BEGIN
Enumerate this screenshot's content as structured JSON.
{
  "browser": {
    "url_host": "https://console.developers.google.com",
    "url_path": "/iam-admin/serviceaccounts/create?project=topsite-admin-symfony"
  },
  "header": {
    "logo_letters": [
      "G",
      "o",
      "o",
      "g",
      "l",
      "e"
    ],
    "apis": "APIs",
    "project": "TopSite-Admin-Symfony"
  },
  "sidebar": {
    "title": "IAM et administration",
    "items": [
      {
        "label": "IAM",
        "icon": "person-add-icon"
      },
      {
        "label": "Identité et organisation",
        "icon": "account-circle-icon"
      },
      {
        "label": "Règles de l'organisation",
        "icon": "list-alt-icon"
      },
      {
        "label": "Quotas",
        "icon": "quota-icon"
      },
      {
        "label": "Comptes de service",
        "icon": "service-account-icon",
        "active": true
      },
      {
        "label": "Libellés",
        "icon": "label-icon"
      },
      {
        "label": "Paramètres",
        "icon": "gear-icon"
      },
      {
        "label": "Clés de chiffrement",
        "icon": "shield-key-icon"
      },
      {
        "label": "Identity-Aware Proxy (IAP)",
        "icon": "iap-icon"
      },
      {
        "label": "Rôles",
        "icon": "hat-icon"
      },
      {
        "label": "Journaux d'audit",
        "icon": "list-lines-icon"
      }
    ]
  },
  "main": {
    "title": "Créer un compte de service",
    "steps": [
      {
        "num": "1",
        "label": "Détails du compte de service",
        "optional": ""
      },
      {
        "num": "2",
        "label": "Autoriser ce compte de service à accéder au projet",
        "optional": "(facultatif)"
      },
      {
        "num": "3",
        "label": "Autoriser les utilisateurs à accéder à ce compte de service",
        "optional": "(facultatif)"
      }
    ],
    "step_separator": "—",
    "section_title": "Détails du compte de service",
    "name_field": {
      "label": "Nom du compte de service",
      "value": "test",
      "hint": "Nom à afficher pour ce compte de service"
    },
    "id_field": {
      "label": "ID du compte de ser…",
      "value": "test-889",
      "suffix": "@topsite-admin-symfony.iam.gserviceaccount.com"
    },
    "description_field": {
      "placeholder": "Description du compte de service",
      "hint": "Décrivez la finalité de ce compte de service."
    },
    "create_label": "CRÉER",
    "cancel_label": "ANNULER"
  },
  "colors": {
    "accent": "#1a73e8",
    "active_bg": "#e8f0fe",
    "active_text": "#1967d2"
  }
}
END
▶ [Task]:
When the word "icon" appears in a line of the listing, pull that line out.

▶ [Solution]:
        "icon": "person-add-icon"
        "icon": "account-circle-icon"
        "icon": "list-alt-icon"
        "icon": "quota-icon"
        "icon": "service-account-icon",
        "icon": "label-icon"
        "icon": "gear-icon"
        "icon": "shield-key-icon"
        "icon": "iap-icon"
        "icon": "hat-icon"
        "icon": "list-lines-icon"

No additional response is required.